Apple is in hot water over its anti-competitive practices, not only in Canada, but also in Taiwan. The main difference between the two cases is that Apple’s anti-competitive practices have been proven in Taiwan, so the world’s most valuable tech company will be fined T$20 million (USD $624,000) the Taiwan court ruled, reports Reuters. However, Apple can still appeal.
While the fine is small, what matters this time is that Apple has been found guilty of such practices, which could affect its reputation. This comes at a time when Apple is the market leader in the country, with a 32% share of the market.
So what happened exactly? Fair Trade Commission (FTC) spokesman Chiu Yung-hi explains to Reuters:
“Apple limited telecoms from setting contract prices for its 4, 4S, 5 and 5S models, which is against the law”, he said. Since the telecoms own the rights to the phones they sell, they can set any price they want, according to the Commission.
Under Taiwanese law, when a vendor transfers the handset to a third party (aka telecom company), it loses the right to influence or set prices.
After looking into the matter, investigators found that beyond influencing the iPhone’s retail price, Apple also “insisted upon approving the telecoms’ iPhone subsidies, price differentials between old and new phone models, and advertising content.”

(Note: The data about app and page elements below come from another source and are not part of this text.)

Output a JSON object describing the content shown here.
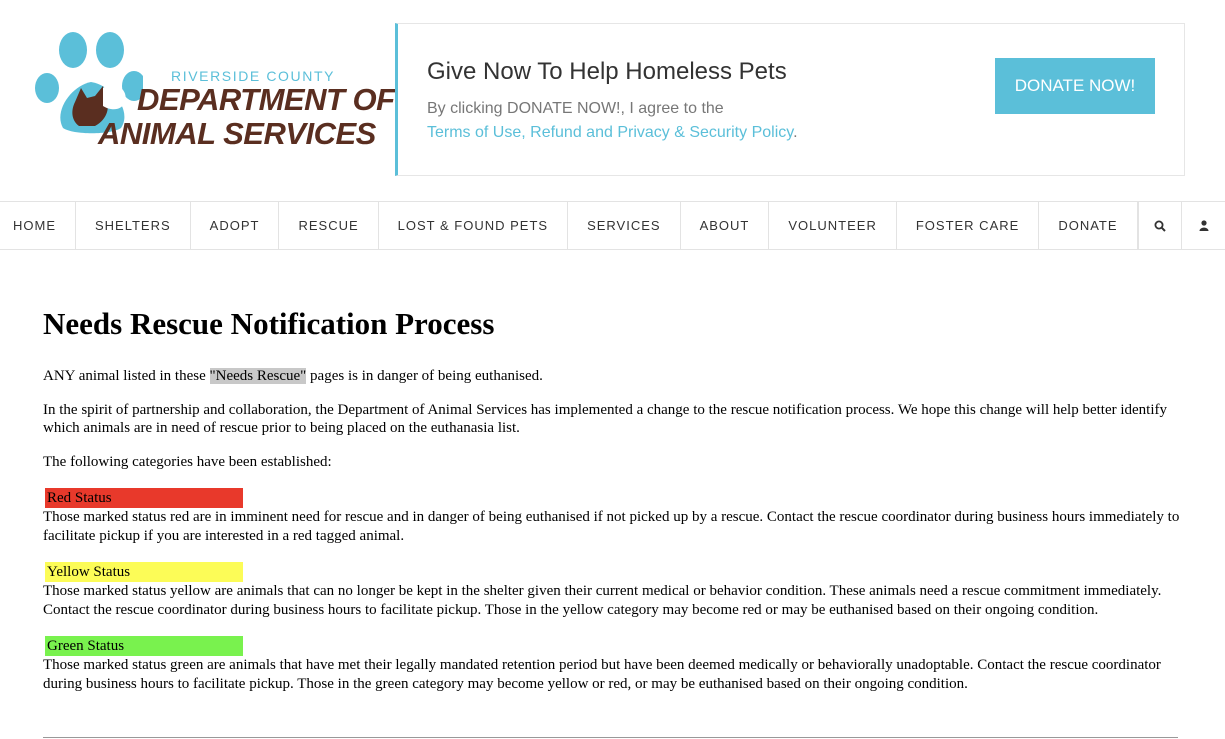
{
  "logo": {
    "subtitle": "RIVERSIDE COUNTY",
    "line1": "DEPARTMENT OF",
    "line2": "ANIMAL SERVICES"
  },
  "promo": {
    "title": "Give Now To Help Homeless Pets",
    "text": "By clicking DONATE NOW!, I agree to the",
    "link": "Terms of Use, Refund and Privacy & Security Policy",
    "link_suffix": ".",
    "button": "DONATE NOW!"
  },
  "nav": {
    "items": [
      "HOME",
      "SHELTERS",
      "ADOPT",
      "RESCUE",
      "LOST & FOUND PETS",
      "SERVICES",
      "ABOUT",
      "VOLUNTEER",
      "FOSTER CARE",
      "DONATE"
    ]
  },
  "content": {
    "title": "Needs Rescue Notification Process",
    "intro_before": "ANY animal listed in these ",
    "intro_highlight": "\"Needs Rescue\"",
    "intro_after": " pages is in danger of being euthanised.",
    "para2": "In the spirit of partnership and collaboration, the Department of Animal Services has implemented a change to the rescue notification process. We hope this change will help better identify which animals are in need of rescue prior to being placed on the euthanasia list.",
    "para3": "The following categories have been established:",
    "statuses": [
      {
        "label": "Red Status",
        "color": "#e8392b",
        "text": "Those marked status red are in imminent need for rescue and in danger of being euthanised if not picked up by a rescue. Contact the rescue coordinator during business hours immediately to facilitate pickup if you are interested in a red tagged animal."
      },
      {
        "label": "Yellow Status",
        "color": "#fcfc57",
        "text": "Those marked status yellow are animals that can no longer be kept in the shelter given their current medical or behavior condition. These animals need a rescue commitment immediately. Contact the rescue coordinator during business hours to facilitate pickup. Those in the yellow category may become red or may be euthanised based on their ongoing condition."
      },
      {
        "label": "Green Status",
        "color": "#79f24e",
        "text": "Those marked status green are animals that have met their legally mandated retention period but have been deemed medically or behaviorally unadoptable. Contact the rescue coordinator during business hours to facilitate pickup. Those in the green category may become yellow or red, or may be euthanised based on their ongoing condition."
      }
    ]
  },
  "icons": {
    "paw": "paw-logo-icon",
    "search": "search-icon",
    "user": "user-icon"
  },
  "colors": {
    "accent": "#5bbfd9",
    "brand_brown": "#5a2e20"
  }
}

Apple still has the right to appeal, so the case is far from closed. Meanwhile, the investigation against Apple Canada is progressing, as the Competition Bureau has asked the incumbents and five other regional carriers to share additional documents that reveal Apple’s business practices.
Now the question: Is it possible for Apple to use similar anti-competitive practices in Canada, since, as the aforementioned case reveals, its business practices involve such moves in Taiwan?